Alberth (art history, Bard Coll.) here presents the first monograph in English on one of the last surrealist artists alive today. Irish-born Leonora Carrington launched her foray into art by running from her sheltered life of money and status but mostly from her wealthy family. After studying in Italy, she traveled to Paris with her lover and fellow artist, Max Ernst, but World War II separated them. She then migrated to Mexico City as part of the circle of surrealist European ?migr?s and continues to live there today. As this collection of her fascinating work reveals, Carrington soaked up fairy tales and folklore in her childhood, found the focus on the subconscious via the surrealists a stimulating enterprise, and upon arrival in Mexico discovered a potent blend of Catholicism and primitivism, culture and tribe, and life and death. Carlos Fuentes may have summed her up best when he said that her art is "a gay, diabolical, and persistent struggle against orthodoxy, which [she] conquers and disperses with imagination." Richly illustrated and the first to fully explore the artist's life and work, this important book is recommended for all libraries specializing in art and art history.-Nadine Dalton Speidel, Cuyahoga Cty. P.L., Parma, OH (c) Copyright 2010. Library Journals LLC, a wholly owned subsidiary of Media Source, Inc. No redistribution permitted.

CHOICE Review

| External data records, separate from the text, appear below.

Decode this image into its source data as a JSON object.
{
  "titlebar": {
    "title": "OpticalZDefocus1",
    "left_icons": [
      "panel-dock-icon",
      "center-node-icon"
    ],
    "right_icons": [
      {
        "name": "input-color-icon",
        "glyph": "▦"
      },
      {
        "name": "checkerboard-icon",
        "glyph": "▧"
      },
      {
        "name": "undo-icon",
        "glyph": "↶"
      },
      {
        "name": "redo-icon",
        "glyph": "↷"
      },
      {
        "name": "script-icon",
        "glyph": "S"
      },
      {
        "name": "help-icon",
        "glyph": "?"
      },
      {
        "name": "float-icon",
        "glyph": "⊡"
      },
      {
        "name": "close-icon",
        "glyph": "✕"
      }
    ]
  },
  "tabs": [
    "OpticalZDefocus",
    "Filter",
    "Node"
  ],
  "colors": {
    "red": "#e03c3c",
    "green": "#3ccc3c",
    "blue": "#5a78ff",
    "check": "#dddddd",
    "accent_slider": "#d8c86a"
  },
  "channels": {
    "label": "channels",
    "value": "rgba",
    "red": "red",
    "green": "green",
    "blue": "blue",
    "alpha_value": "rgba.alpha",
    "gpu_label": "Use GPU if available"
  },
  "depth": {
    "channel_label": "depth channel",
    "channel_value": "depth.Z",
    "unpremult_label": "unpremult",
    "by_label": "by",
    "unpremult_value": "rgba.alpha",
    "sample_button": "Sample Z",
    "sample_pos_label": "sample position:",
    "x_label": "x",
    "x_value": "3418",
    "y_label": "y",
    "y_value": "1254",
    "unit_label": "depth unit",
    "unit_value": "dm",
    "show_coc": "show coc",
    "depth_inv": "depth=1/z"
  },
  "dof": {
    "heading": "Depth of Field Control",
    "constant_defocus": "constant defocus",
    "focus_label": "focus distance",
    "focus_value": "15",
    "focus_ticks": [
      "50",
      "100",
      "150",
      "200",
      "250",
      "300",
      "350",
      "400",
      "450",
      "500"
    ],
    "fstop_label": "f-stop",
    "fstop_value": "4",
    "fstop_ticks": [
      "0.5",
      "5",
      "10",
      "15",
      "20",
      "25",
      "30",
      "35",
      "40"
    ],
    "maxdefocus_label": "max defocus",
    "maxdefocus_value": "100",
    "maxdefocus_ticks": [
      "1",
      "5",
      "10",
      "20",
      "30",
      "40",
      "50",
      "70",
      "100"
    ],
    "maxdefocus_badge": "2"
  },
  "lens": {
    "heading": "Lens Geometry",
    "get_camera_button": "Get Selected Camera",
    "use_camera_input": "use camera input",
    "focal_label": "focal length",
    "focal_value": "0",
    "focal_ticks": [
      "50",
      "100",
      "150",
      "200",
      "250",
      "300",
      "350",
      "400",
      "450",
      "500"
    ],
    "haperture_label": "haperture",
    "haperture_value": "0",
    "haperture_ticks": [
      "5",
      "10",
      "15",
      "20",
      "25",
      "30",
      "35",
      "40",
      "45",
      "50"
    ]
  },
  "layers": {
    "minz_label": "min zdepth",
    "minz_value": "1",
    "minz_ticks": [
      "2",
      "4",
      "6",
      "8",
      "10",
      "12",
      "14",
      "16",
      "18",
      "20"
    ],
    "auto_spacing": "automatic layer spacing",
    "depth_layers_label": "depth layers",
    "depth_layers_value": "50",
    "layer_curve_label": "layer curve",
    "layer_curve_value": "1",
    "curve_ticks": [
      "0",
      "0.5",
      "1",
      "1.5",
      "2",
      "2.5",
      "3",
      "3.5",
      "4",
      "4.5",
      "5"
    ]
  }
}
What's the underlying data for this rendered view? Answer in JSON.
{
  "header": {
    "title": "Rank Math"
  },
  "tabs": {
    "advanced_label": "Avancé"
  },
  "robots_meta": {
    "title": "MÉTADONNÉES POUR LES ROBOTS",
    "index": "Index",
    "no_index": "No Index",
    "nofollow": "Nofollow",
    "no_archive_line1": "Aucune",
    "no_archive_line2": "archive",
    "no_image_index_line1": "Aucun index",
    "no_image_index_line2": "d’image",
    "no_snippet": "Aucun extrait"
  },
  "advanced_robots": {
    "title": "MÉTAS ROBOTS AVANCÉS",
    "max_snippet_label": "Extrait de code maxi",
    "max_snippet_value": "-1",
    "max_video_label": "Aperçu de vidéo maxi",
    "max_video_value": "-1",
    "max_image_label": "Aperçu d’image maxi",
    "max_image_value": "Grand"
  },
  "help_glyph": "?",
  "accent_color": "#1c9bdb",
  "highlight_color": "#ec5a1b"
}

At 19, English-born Carrington moved to Paris with Max Ernst and became one of only a few women artists to find favor with Andre Breton and other members of the avant-garde. The Surrealists exhibited Carrington's paintings and featured her writings in their periodicals. In this milieu, Carrington adopted Surrealist techniques, including frottage and automatism, and explored varied esoteric subject matter. Following WW II, Carrington relocated to Mexico City, a move that furthered her interest in alchemy and the occult. Aberth (Bard College) completed her dissertation on Carrington and thus brings a wealth of expertise based on archival research. Although the book provides a survey of both the artist's biography and themes that appear in a wide range of media (including painting, sculpture, textiles, and set design), Aberth is particularly interested in what she terms "The Alchemical Kitchen." This allegorical method of reclamation in Carrington's work compares the domestic space with culturally diverse magical practice. Documentary photographs and high-quality illustrations of many rarely exhibited works from private collections makes this long overdue work essential for all art collections. ^BSumming Up: Essential. General readers; lower-division undergraduates through professionals. E. K. Menon Purdue University